It’s peak wedding season. This means there are new couples that have over spent on their wedding and honeymoon. They can find help from an unlikely source! The Revenue’s special gift to couples is a tax relief known as ‘Year of Marriage Relief’, according to Sarah McGurrin, Senior Financial Consultant with Orca Financial in Dublin.
“In the year you’re married, both you and your spouse continue to be treated as single people for tax purposes. However, if the tax you pay as two single people is greater than that payable if you were taxed as a married couple, then you can claim the difference as a tax refund”, the financial advisor says.
Only tax deducted in the months after the marriage qualifies for a tax refund. You are granted your refund in the years to follow.
Conversely, tax relief known as ‘Year of Separation Relief’ can also generate substantial tax refunds for people who separate!
Not everyone notifies the Revenue of changed personal circumstances, like marriage or divorce. The financial implications of marriage in particular are important for many couples. This is because just changing the basis of their tax assessment can mean more money in their pockets.
Tax credits and tax bands largely determine our actual income. Up to 70% of people are on the wrong tax band, mostly married couples. Couples sharing their tax credits can reduce their annual tax bill substantially. Especially where only one spouse is working, or only one pays tax at the higher rate and the other is a low-earner.
In the years following marriage a couple can chose from 3 tax assessment options; essentially being assessed as two single people, separate assessment, or joint assessment.
Under single assessment, each spouse is treated as a single person for tax purposes.
The main difference between separate assessment and assessment as a single person is that some tax credits can be divided equally between both partners. So rate band and employment expenses that are unused by one partner can be claimed by the other.
However, the joint assessment option is usually most favourable for a married couple or civil partners. Under this option, the tax credits and standard rate cut-off point can be allocated between spouses. It also is suited their own circumstances.
When both spouses are working, a married couple can earn up to €69,100 together. This amount can be earned before the higher rate of tax is charged, Sarah McGurrin explains.
“The idea is for a working married couple to reduce the amount of income which is taxed at the higher rate. People can potentially make a saving if both spouses are working and one spouse has unused tax credits due to low income.”
Also, for those married, where one person is a stay at home parent, the earner can claim some of their credits too.

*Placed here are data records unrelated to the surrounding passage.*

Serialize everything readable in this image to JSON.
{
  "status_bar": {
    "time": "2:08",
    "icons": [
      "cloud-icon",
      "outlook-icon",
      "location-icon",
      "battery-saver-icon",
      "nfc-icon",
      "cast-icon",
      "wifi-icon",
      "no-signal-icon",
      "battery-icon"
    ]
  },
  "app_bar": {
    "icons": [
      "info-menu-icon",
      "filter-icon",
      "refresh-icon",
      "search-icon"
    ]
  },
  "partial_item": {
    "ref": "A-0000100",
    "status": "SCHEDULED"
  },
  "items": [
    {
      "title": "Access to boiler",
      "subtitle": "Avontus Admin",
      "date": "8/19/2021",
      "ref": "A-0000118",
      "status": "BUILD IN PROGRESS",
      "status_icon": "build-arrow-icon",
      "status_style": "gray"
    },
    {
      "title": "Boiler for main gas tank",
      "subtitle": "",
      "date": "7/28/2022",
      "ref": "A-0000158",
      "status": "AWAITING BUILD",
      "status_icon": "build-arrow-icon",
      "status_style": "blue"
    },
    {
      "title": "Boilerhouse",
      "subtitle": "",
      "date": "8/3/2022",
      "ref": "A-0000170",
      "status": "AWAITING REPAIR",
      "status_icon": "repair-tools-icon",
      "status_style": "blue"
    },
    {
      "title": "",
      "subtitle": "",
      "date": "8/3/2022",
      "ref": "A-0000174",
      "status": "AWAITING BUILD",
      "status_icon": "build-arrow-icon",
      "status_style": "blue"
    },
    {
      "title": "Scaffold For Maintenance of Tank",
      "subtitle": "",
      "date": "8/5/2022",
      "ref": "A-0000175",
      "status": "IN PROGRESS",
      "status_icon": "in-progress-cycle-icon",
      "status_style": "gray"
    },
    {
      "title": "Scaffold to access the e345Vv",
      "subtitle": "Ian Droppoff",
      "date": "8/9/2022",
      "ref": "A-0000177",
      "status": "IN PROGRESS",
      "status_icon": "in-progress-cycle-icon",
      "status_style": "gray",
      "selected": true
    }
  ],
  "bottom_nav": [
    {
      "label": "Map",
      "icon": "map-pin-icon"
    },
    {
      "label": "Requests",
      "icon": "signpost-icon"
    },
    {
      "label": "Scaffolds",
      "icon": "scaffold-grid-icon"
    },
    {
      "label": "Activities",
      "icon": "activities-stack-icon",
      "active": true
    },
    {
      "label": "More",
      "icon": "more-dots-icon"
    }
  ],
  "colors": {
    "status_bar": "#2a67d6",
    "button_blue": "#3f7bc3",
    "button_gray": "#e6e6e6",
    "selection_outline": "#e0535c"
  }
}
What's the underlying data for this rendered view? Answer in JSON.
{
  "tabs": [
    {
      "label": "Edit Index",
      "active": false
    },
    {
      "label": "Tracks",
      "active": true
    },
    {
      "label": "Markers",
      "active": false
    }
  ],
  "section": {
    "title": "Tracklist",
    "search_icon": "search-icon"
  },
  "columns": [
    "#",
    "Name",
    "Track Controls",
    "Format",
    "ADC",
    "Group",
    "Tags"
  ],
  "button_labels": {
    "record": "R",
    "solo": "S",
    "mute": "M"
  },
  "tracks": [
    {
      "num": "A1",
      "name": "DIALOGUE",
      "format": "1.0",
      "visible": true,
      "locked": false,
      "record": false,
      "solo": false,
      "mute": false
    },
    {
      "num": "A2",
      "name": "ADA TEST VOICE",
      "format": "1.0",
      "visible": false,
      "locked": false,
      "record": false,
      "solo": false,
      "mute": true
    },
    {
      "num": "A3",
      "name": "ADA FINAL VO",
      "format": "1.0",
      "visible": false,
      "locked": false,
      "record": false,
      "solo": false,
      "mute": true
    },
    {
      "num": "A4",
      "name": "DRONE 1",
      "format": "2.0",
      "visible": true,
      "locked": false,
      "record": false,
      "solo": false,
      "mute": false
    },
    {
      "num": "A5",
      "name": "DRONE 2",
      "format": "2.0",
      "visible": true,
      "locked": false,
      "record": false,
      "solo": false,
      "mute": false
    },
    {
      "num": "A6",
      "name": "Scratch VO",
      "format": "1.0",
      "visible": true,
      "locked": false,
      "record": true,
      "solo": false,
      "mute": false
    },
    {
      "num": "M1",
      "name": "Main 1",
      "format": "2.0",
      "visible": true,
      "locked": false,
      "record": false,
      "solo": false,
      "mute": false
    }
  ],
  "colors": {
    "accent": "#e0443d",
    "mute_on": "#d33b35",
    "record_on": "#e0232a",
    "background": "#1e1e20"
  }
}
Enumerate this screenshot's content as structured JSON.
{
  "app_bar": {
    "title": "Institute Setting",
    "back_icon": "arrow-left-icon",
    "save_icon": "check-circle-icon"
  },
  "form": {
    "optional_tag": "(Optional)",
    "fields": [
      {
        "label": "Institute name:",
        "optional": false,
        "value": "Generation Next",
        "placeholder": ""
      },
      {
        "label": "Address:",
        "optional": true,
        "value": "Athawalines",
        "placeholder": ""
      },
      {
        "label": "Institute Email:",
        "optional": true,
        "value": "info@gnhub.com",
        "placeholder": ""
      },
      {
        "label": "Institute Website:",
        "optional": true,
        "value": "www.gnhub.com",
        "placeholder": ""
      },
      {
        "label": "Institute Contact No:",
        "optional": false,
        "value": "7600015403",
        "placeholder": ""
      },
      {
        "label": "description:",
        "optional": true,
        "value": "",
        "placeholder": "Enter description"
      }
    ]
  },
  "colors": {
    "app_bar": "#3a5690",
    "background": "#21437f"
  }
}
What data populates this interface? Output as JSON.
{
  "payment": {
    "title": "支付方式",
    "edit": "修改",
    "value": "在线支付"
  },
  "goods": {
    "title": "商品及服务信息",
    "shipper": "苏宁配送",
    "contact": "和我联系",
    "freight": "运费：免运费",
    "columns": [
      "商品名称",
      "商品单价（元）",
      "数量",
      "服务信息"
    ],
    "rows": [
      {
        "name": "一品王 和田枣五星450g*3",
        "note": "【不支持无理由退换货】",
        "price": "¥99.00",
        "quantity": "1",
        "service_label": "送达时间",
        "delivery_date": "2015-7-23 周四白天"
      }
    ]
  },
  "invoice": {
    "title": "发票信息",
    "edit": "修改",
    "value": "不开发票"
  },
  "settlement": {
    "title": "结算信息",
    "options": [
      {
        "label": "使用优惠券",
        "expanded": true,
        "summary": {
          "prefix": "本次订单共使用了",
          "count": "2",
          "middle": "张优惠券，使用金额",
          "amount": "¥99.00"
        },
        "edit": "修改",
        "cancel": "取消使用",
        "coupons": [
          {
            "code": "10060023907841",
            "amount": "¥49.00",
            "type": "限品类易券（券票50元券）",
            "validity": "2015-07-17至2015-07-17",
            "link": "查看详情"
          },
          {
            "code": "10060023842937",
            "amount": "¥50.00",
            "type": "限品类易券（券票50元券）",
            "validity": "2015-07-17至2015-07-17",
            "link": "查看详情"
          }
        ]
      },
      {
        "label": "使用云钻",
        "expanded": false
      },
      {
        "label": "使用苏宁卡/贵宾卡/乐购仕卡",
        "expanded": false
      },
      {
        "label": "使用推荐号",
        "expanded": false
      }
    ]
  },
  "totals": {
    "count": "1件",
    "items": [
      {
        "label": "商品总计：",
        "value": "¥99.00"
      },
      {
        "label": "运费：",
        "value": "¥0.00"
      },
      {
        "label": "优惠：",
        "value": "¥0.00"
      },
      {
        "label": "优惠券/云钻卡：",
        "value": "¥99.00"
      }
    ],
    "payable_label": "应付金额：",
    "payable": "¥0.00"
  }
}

2018 standard tax rate cut-off points, the point at which an individual or couple start paying the higher tax rate, are as follows:
Single Person – €34,550
Married couple (one income) – €43,550
Married couple (two incomes) – Up to €69,100
One parent family – €38,550
Everyone has a tax credit and they are broken into different bands, mainly single, married or civil partner; PAYE; widowed or a surviving civil partner, and a single parent child carer.
Credits also include an incapacitated child credit. It can also include blind tax credit, age tax credit, the dependent relative tax credit and the home carer tax credit.
The list is long and people can find themselves in various circumstances throughout life. It is important to inform Revenue as things change.
“Ring revenue, tell them your situation, and they will point you in the right direction”, advisor Sarah McGurrin says.
A credit which is very much under-claimed is the home-carer tax credit.
Many wrongly believe the home-carer tax credit is for someone looking after other people’s children, or the elderly or disabled. In fact, stay at home parents caring for their own children, full-time, can claim it too.
This credit (worth €1,200 in 2018) is given to any jointly assessed couple, where one person looks after a child in the home. The parent who is caring for the child must not earn more than €7,200 a year to get the full credit and claim the relief. A reduced tax credit can be granted if the carer’s income is between €7,200 and €9,600.
Paying too much income tax is as common as paying too little, Sarah McGurrin believes.
“It is important to understand what you’re entitled to claim. Check online with Citizens Information or on the Revenue website, which has made the whole process of claiming tax allowances and rebates easier for both PAYE workers and the self-employed”, she says.
My Account is an accessible online facility for PAYE users on the Revenue website, www.revenue.ie, while the self-employed are covered on the ROS section of the site.
As well as explaining the various tax bands and entitlements, online claims for tax refunds can be made quickly and easily. You don’t need to be particularly tech minded, and there is phone support available too, McGurrin advises.
Sarah McGurrin is a qualified Tax and Financial Advisor at Orca Financial and Oomph.ie , with long experience in the financial services sector and a wealth of experience in life insurance, retirement funding, tax planning and investment advice. She creates and manages comprehensive financial plans to make the most of clients’ individual resources and personal circumstances.